■ DIRECTIONS
Run through the data and copy out every line that mentions the word "this".

[Page and application data records]
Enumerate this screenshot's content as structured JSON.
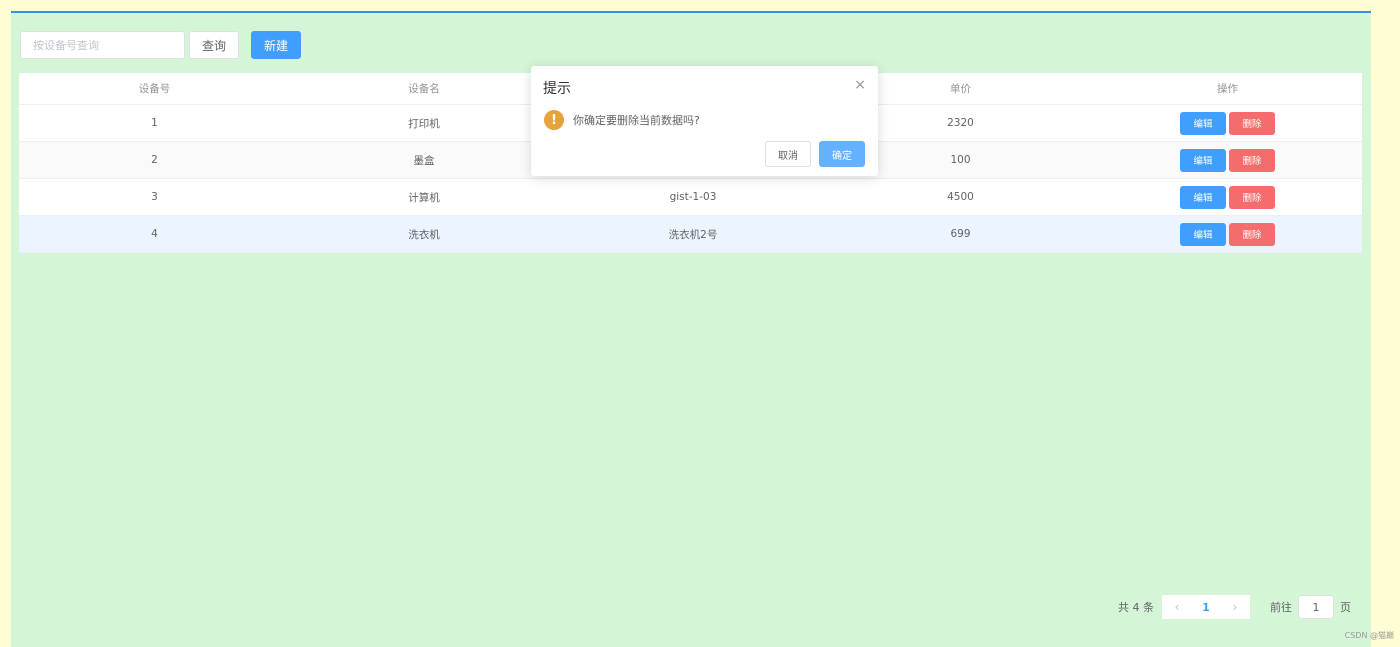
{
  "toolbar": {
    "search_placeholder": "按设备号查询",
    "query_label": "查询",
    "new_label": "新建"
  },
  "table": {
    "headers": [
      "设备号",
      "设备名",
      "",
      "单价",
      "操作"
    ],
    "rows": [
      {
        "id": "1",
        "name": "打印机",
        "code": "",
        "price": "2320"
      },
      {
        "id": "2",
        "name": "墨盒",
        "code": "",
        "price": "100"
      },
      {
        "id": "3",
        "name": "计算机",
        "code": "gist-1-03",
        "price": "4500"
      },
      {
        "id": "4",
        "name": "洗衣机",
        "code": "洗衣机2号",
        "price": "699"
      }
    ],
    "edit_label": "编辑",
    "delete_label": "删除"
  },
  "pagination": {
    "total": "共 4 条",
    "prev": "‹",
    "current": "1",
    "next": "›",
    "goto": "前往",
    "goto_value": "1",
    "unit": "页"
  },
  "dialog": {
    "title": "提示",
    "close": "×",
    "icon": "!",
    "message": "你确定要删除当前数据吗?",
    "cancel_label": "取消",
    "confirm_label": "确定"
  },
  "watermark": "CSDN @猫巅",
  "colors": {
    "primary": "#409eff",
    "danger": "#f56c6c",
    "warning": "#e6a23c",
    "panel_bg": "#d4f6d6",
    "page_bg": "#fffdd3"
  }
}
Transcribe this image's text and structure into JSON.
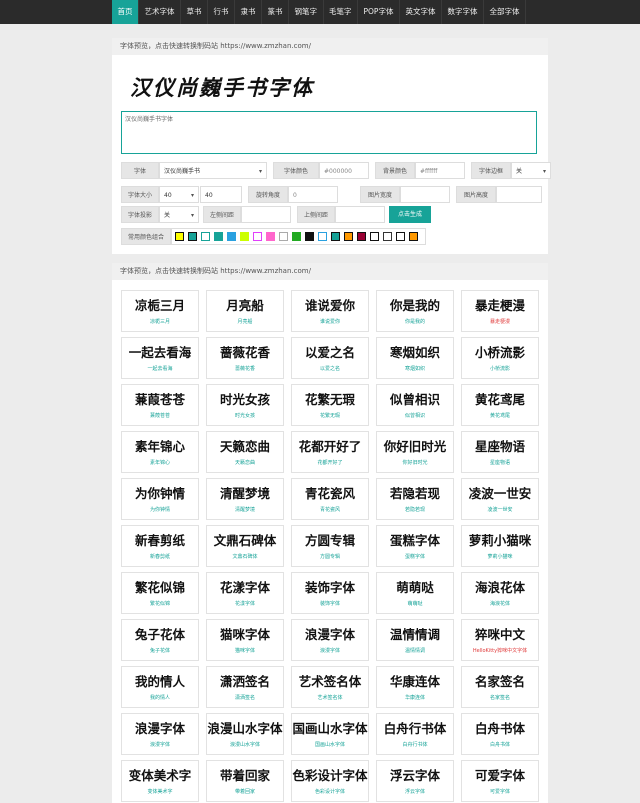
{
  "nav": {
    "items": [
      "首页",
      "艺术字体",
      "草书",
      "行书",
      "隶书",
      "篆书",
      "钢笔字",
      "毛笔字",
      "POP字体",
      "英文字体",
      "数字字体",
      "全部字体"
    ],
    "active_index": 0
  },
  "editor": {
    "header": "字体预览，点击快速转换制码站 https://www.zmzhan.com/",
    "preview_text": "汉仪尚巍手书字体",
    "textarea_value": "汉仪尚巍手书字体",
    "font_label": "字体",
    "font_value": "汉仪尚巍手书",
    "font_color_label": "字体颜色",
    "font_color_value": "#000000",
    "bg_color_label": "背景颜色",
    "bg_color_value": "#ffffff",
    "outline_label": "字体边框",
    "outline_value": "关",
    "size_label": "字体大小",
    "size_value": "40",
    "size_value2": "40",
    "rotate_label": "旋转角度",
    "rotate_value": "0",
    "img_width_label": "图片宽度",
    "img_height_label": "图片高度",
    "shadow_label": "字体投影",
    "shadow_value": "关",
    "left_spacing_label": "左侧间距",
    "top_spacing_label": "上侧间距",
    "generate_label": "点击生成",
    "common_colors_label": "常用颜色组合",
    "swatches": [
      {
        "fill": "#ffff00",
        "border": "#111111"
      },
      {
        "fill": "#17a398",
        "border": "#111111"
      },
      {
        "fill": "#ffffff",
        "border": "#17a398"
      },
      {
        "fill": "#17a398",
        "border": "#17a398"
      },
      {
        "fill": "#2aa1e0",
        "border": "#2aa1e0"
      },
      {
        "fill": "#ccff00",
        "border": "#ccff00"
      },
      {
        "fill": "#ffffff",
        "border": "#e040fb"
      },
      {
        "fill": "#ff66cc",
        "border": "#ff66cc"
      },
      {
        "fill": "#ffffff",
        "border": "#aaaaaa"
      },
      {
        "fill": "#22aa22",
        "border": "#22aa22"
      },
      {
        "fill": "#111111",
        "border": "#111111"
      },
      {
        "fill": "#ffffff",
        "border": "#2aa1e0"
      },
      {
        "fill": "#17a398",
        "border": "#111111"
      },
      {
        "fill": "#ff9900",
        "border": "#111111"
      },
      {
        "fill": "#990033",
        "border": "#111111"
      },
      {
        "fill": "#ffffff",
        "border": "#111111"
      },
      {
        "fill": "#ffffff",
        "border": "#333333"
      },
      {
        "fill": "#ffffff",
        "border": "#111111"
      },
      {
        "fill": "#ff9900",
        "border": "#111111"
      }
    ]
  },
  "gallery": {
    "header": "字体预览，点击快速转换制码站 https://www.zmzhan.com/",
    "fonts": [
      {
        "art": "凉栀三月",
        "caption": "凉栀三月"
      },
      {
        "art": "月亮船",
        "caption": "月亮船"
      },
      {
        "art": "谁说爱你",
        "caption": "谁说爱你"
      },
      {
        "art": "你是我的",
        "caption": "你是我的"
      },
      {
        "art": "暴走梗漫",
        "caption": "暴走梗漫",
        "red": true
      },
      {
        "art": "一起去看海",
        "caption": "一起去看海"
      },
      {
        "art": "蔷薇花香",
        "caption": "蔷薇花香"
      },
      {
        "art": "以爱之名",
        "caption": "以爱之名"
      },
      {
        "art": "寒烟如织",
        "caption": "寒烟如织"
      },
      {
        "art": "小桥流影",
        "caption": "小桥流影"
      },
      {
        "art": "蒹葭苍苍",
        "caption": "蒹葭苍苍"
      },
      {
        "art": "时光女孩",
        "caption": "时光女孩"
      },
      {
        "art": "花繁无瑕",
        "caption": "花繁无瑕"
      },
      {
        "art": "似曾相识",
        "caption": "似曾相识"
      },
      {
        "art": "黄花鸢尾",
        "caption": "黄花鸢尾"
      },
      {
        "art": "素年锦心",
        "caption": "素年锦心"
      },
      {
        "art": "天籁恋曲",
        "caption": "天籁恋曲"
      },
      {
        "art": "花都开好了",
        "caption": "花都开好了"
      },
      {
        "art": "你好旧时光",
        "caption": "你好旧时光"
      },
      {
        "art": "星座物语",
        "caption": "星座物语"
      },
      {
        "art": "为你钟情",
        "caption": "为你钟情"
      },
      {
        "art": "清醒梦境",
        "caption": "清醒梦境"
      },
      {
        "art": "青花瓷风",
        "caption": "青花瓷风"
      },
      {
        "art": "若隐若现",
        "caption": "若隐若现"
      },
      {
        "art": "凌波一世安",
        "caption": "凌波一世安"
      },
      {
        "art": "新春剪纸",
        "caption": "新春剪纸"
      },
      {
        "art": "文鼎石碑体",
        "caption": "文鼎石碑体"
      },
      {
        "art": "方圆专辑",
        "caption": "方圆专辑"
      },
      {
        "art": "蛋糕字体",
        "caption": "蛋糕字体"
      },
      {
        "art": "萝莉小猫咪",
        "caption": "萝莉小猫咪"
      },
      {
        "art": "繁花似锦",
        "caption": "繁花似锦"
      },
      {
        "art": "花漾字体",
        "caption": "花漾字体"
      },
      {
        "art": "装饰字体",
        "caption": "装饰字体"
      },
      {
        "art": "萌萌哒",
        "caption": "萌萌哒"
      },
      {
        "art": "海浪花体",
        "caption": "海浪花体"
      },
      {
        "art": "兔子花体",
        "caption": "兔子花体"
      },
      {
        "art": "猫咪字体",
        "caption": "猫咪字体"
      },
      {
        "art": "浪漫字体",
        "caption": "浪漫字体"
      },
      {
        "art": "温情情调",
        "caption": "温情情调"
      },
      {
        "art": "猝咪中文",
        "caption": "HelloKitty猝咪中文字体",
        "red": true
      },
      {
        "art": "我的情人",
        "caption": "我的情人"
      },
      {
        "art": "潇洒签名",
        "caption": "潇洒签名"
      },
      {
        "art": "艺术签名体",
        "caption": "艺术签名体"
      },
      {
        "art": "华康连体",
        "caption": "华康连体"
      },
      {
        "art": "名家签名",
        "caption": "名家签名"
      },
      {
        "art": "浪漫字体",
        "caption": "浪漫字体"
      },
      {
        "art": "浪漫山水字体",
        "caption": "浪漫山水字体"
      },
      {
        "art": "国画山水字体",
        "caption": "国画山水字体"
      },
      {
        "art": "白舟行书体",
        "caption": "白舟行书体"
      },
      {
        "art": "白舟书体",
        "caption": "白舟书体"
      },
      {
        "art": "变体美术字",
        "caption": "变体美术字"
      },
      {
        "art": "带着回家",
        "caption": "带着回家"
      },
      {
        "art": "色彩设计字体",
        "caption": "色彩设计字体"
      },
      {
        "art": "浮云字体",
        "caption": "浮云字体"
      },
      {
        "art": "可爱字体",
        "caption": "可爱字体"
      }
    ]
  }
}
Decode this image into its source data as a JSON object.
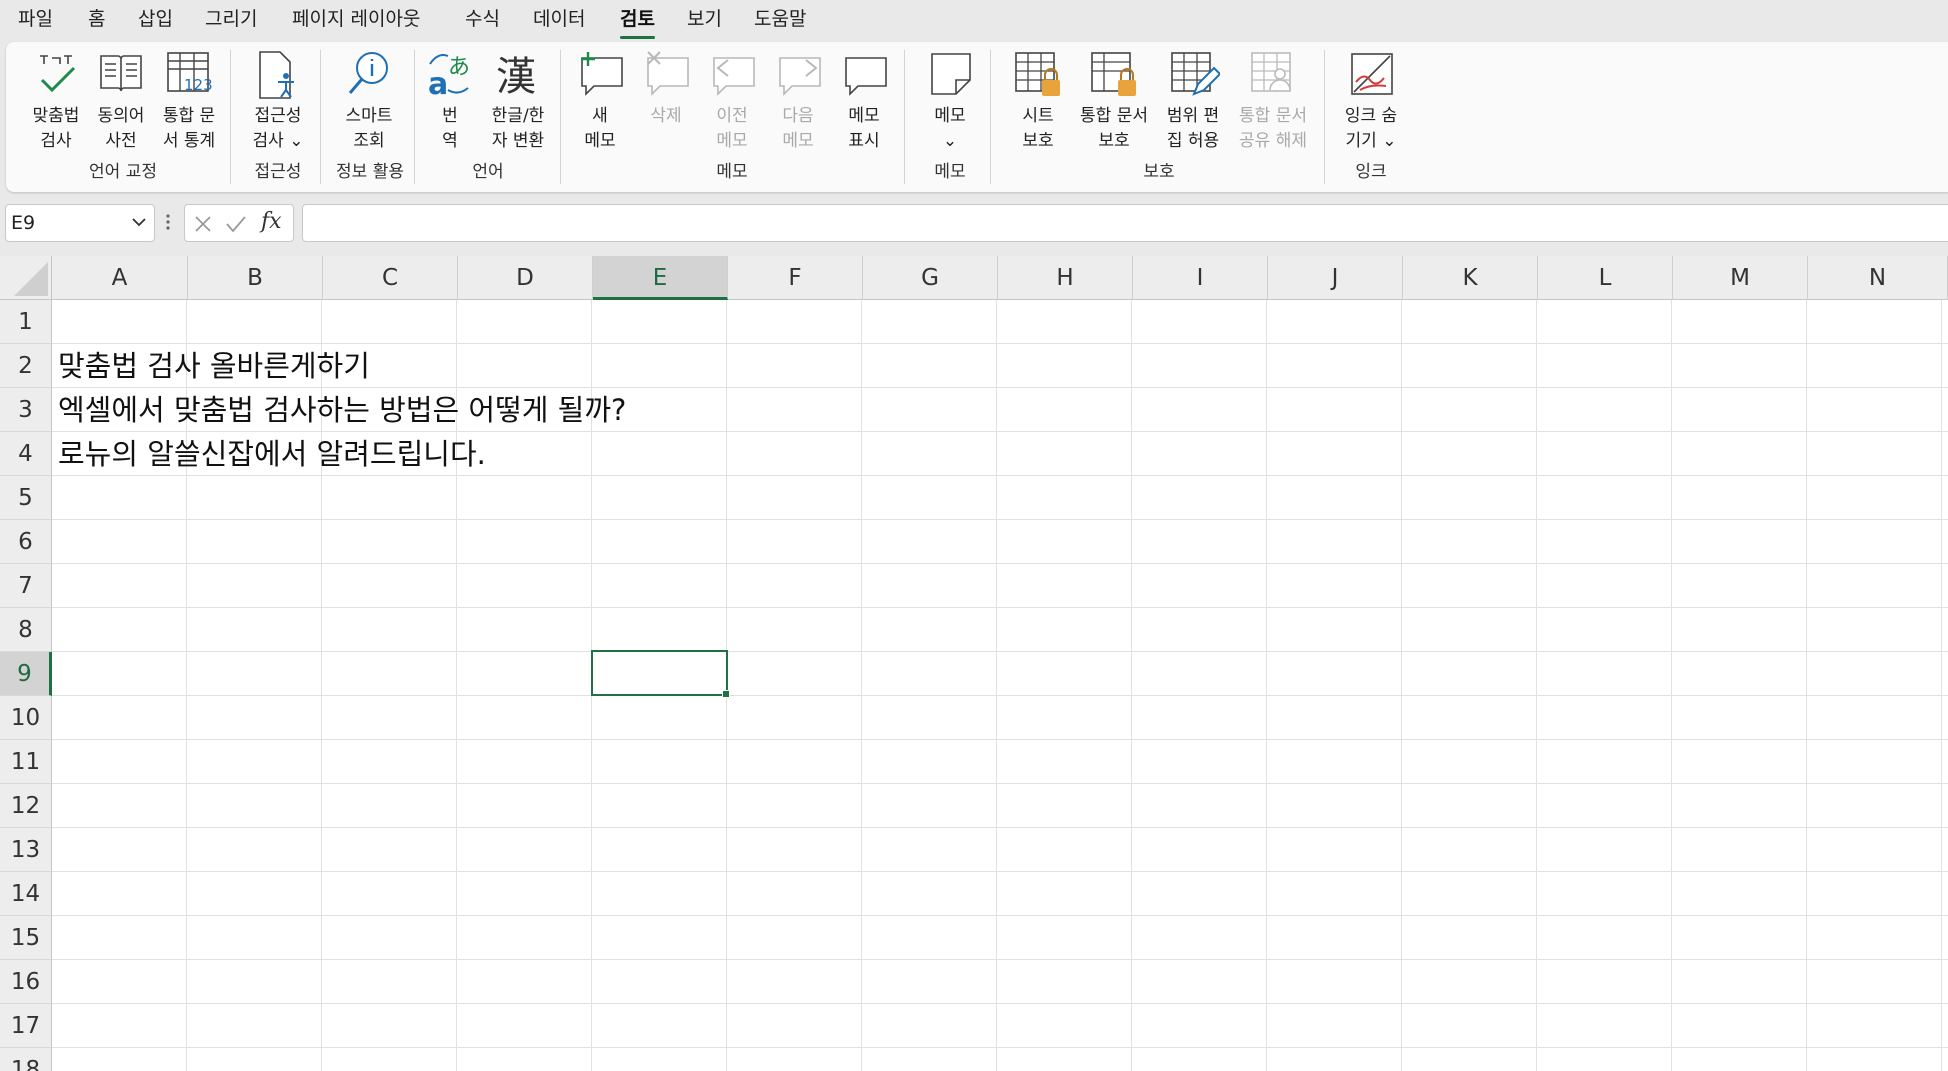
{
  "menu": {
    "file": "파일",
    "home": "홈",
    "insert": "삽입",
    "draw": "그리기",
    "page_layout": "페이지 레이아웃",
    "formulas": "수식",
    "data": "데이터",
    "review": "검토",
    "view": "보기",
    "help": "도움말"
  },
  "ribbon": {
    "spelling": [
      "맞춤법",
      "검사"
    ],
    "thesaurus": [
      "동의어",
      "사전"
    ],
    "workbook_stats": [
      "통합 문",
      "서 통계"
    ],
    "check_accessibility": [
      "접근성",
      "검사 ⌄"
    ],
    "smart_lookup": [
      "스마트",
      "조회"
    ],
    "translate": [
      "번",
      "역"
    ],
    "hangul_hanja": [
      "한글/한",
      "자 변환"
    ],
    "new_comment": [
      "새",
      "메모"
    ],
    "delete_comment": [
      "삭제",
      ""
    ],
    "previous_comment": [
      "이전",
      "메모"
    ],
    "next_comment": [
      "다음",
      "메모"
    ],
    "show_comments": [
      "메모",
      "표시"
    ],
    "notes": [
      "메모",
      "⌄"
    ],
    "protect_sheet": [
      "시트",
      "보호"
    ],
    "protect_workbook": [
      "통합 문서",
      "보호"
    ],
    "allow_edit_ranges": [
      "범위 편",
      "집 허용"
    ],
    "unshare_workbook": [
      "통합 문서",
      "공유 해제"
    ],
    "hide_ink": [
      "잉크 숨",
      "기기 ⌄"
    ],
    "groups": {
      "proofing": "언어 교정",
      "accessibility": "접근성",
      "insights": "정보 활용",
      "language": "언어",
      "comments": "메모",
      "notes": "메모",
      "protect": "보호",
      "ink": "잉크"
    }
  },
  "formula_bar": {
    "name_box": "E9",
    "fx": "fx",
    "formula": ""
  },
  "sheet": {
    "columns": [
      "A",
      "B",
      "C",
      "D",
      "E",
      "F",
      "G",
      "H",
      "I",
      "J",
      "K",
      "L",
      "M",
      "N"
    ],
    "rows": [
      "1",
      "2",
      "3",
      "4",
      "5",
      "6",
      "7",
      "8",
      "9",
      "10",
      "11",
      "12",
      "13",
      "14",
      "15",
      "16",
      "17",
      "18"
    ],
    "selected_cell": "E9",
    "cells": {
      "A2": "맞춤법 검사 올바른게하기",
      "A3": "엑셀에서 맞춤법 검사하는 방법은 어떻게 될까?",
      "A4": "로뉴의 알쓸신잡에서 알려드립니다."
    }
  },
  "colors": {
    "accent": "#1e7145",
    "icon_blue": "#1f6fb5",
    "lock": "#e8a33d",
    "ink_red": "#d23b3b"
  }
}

■ YOUR RESPONSE
Enumerate this screenshot's content as structured JSON.
Transcribe this image's text and structure into JSON.
Decode this image into its source data as a JSON object.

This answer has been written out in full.